Repeat the entries below exactly as they appear, with no pictures.

===== Extracted material =====

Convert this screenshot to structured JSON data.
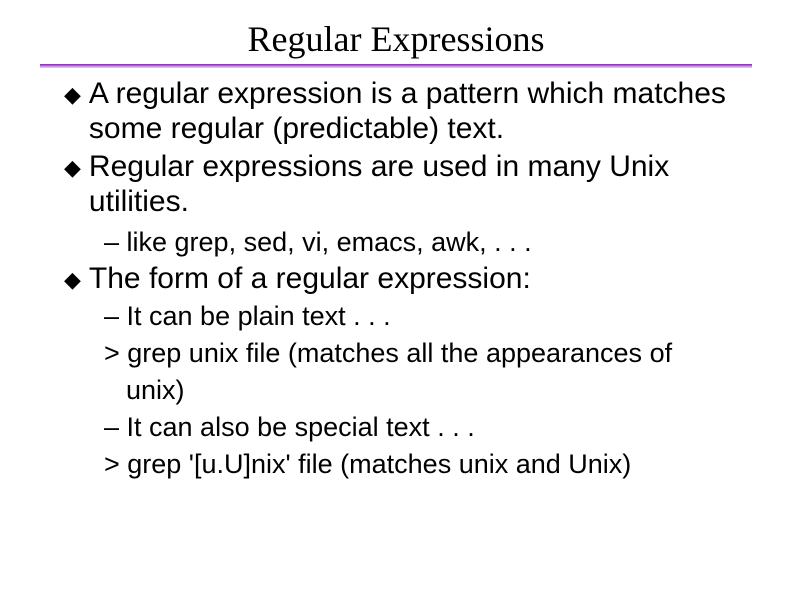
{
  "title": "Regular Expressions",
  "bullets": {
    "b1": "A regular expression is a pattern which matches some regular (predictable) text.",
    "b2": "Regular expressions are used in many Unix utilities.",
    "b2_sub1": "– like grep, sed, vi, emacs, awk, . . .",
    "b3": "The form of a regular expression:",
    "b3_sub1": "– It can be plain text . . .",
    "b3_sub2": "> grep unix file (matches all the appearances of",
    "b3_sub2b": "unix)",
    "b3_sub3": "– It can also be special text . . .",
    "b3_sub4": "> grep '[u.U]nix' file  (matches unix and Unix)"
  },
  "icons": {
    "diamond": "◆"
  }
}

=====

_Output of the exercise_
Convert this screenshot to structured JSON data.
{
  "title": "Regular Expressions",
  "bullets": {
    "b1": "A regular expression is a pattern which matches some regular (predictable) text.",
    "b2": "Regular expressions are used in many Unix utilities.",
    "b2_sub1": "– like grep, sed, vi, emacs, awk, . . .",
    "b3": "The form of a regular expression:",
    "b3_sub1": "– It can be plain text . . .",
    "b3_sub2": "> grep unix file (matches all the appearances of",
    "b3_sub2b": "unix)",
    "b3_sub3": "– It can also be special text . . .",
    "b3_sub4": "> grep '[u.U]nix' file  (matches unix and Unix)"
  },
  "icons": {
    "diamond": "◆"
  }
}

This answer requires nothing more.